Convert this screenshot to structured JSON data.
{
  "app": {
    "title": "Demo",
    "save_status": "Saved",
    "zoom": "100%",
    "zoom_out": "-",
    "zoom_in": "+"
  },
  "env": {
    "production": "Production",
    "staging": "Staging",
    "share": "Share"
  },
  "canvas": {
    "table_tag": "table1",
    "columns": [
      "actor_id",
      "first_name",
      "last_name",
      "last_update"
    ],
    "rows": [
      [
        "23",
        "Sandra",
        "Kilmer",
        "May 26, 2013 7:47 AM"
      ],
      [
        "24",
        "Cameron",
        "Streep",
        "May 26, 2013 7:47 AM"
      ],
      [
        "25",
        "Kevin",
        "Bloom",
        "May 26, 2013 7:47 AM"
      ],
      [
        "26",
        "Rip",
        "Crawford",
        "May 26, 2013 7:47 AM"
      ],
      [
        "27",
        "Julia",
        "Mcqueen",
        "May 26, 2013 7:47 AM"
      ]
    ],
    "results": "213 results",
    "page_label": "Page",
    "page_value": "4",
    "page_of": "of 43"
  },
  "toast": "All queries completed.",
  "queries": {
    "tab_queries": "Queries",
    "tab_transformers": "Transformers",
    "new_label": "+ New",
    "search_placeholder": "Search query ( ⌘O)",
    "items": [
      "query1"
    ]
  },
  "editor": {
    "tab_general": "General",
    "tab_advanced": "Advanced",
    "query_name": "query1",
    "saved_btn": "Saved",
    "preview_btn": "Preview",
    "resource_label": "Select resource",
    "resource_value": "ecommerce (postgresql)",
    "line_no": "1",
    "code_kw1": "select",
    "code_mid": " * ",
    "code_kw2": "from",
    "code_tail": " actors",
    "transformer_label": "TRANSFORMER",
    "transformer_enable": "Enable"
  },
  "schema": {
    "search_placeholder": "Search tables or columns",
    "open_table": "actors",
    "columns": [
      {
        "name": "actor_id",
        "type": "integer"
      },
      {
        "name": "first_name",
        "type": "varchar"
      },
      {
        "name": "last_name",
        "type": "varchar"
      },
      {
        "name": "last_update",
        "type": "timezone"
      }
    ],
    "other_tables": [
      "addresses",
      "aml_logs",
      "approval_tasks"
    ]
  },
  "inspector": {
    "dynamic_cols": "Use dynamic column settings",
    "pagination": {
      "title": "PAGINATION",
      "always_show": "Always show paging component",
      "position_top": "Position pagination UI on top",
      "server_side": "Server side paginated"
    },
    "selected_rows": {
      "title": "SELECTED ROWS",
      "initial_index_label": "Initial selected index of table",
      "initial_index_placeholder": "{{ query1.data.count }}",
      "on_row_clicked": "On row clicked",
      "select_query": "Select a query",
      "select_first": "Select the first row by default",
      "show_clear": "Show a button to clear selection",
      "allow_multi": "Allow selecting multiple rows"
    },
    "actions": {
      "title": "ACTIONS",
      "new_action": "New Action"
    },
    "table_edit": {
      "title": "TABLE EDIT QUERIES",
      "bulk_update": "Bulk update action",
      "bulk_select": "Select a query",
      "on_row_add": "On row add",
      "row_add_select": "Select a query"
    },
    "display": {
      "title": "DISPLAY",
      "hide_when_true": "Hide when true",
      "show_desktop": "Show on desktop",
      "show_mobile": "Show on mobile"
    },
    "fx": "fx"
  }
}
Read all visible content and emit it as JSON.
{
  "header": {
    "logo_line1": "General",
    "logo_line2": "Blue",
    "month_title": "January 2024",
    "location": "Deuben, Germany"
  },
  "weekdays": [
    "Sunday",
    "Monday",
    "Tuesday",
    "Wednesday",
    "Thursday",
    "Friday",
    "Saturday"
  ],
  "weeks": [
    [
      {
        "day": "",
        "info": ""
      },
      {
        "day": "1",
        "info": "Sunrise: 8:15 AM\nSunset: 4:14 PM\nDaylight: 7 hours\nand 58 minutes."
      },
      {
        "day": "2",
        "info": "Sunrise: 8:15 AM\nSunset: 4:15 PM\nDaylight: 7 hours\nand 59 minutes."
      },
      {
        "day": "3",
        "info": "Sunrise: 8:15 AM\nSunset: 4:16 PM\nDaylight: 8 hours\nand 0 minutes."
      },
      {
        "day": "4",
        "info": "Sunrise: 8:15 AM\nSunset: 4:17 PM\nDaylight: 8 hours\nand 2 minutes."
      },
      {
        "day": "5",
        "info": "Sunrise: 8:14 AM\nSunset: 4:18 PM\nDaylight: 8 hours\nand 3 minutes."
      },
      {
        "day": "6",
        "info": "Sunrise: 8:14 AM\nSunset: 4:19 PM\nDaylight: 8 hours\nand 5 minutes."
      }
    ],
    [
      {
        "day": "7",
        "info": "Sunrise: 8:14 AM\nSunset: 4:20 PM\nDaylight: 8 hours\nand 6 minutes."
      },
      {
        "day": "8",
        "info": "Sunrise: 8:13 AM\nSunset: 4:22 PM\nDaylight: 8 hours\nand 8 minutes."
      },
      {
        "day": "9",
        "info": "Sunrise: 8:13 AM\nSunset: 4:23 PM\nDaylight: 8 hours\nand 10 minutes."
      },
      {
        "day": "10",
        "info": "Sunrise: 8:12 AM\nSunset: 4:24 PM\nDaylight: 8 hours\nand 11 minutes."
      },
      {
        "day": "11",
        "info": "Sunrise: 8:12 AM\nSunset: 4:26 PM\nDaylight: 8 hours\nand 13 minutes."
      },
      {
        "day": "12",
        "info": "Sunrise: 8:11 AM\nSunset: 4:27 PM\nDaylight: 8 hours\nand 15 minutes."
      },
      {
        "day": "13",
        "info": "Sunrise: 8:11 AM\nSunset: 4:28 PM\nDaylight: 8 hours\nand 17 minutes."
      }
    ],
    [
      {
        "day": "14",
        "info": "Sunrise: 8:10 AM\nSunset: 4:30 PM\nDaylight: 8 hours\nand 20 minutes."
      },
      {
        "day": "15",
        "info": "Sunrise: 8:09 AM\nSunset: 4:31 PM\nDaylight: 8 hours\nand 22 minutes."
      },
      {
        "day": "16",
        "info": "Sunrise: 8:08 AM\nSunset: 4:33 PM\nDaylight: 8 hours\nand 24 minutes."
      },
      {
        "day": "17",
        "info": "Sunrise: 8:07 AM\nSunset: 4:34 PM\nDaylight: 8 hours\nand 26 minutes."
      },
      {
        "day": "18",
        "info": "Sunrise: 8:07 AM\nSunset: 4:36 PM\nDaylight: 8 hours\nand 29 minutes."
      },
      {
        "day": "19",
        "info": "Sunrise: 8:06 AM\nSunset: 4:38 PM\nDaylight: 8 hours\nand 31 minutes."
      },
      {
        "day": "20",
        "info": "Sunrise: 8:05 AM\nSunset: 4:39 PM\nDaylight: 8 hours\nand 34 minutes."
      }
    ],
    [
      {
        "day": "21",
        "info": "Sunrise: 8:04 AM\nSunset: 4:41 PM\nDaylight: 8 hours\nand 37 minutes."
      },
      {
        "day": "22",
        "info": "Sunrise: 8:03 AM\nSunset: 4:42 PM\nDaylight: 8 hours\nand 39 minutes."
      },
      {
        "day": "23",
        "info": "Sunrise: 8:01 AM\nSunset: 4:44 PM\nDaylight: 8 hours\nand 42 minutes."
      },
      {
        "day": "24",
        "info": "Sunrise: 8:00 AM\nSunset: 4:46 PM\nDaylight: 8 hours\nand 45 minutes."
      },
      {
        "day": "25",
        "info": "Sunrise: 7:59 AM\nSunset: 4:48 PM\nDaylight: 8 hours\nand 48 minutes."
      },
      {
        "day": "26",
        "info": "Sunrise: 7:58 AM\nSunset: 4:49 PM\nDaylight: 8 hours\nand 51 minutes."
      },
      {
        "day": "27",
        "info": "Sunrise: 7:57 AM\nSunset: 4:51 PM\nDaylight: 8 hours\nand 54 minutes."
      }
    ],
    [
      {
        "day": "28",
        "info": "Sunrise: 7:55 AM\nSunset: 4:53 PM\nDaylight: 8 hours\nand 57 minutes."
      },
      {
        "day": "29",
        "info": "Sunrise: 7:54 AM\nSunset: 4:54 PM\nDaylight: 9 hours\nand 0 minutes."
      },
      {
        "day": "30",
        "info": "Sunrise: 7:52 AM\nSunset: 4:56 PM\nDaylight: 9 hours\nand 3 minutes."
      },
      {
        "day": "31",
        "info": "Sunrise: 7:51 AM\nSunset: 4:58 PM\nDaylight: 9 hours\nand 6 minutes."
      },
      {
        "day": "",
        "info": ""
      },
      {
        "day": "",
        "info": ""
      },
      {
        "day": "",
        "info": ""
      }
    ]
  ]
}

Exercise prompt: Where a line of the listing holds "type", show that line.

Task output:
        "type": "integer"
        "type": "varchar"
        "type": "varchar"
        "type": "timezone"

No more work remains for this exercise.